(About this task):
Look through the entries for the string "your" and copy every line where it shows up.
*** Source data ***
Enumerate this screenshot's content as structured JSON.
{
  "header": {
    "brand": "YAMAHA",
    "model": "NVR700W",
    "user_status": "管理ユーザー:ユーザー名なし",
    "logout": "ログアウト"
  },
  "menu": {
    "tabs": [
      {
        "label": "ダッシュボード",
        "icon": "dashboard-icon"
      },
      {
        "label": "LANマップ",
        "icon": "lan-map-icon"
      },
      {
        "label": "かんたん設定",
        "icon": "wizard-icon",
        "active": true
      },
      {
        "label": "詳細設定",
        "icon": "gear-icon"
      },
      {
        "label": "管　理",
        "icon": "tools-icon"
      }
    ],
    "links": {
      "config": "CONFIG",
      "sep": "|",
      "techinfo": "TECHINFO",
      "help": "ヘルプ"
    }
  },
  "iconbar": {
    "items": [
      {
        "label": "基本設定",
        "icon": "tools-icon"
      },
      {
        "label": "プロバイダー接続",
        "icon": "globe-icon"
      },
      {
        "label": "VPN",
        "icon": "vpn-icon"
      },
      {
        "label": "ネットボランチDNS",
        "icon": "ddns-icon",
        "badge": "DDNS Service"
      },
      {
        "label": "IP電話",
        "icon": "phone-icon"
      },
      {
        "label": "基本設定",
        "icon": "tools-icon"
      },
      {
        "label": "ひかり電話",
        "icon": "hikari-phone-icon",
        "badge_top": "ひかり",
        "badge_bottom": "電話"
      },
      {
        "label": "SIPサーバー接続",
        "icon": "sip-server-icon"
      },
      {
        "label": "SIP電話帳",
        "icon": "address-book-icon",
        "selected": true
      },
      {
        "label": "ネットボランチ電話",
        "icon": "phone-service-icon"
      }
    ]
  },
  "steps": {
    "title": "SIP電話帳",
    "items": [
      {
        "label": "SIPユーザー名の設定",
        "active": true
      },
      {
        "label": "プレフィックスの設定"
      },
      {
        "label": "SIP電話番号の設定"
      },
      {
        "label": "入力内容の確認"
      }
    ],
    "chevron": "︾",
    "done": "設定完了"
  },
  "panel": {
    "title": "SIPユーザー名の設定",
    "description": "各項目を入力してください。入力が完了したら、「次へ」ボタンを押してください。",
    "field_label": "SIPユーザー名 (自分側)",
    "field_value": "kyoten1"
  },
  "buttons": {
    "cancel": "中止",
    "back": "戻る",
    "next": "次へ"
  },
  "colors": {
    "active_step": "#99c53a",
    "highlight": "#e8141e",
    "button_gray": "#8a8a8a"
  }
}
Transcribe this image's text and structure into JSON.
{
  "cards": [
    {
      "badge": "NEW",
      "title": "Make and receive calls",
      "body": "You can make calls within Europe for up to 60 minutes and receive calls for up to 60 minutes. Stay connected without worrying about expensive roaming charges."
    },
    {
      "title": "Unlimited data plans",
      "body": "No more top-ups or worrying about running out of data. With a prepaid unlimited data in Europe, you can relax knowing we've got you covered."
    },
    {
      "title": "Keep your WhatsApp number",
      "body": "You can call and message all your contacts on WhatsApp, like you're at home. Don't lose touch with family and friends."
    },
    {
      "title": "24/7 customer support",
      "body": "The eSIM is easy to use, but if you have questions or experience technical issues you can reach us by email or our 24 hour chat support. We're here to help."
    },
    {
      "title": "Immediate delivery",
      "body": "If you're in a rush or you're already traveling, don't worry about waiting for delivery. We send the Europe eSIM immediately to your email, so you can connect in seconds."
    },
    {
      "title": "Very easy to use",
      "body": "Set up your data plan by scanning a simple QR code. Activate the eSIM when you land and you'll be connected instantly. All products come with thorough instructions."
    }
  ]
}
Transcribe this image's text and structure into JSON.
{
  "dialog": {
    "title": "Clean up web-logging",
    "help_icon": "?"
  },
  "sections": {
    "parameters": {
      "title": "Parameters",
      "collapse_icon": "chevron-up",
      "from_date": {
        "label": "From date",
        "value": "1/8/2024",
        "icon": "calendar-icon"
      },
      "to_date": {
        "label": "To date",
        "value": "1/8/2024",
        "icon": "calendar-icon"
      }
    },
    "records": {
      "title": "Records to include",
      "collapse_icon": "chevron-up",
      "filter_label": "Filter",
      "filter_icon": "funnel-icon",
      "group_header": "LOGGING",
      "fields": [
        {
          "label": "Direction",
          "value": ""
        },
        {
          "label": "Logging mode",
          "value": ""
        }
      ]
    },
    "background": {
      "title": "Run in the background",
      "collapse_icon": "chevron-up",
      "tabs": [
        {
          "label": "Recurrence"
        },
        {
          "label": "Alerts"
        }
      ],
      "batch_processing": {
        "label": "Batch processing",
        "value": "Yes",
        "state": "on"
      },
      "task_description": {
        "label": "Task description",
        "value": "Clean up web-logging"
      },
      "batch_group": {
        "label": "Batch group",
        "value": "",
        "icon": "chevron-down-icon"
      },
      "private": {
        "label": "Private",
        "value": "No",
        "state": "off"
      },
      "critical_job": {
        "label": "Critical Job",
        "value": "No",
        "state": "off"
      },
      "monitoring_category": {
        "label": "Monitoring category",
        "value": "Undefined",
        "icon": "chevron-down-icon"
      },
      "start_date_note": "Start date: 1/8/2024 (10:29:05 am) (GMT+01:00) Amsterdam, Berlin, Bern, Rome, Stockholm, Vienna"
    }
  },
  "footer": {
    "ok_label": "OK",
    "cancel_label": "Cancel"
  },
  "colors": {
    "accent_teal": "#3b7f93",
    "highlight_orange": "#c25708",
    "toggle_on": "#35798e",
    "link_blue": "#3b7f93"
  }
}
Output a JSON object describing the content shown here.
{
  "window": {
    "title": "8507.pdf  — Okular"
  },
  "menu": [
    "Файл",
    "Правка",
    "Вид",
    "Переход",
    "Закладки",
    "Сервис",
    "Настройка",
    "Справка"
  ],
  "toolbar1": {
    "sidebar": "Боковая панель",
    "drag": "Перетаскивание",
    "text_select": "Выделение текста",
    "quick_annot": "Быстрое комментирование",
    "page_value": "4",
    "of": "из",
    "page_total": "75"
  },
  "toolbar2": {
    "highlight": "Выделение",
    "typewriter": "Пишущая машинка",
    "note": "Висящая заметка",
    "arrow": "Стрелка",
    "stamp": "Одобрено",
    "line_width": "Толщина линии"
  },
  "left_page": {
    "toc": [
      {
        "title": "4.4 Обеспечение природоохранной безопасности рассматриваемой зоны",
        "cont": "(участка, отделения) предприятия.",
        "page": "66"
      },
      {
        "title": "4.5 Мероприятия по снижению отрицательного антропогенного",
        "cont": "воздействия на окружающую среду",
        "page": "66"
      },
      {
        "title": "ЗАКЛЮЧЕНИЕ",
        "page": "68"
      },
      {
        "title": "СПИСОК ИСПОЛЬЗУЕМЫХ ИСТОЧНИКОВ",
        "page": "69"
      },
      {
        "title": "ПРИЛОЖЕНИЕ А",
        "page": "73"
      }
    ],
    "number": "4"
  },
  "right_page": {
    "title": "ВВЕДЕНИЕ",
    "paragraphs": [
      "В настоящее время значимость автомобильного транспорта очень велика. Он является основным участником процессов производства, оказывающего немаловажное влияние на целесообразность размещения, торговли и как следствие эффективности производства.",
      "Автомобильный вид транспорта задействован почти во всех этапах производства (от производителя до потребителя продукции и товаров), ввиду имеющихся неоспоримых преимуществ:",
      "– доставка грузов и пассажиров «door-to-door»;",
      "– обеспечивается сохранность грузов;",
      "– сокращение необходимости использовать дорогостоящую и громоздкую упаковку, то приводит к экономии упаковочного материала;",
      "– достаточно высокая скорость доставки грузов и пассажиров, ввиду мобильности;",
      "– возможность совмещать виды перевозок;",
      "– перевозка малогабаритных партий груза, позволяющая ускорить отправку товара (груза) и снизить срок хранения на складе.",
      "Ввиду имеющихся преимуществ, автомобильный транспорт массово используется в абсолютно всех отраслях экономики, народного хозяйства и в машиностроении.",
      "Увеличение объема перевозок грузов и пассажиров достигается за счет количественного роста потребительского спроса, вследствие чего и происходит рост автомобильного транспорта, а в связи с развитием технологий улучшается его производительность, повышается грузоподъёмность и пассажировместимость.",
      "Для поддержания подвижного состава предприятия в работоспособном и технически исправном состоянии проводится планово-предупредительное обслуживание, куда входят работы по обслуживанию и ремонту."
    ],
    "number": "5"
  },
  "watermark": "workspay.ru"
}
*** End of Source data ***
(Answer for the task):
      "title": "Keep your WhatsApp number",
      "body": "You can call and message all your contacts on WhatsApp, like you're at home. Don't lose touch with family and friends."
      "body": "If you're in a rush or you're already traveling, don't worry about waiting for delivery. We send the Europe eSIM immediately to your email, so you can connect in seconds."
      "body": "Set up your data plan by scanning a simple QR code. Activate the eSIM when you land and you'll be connected instantly. All products come with thorough instructions."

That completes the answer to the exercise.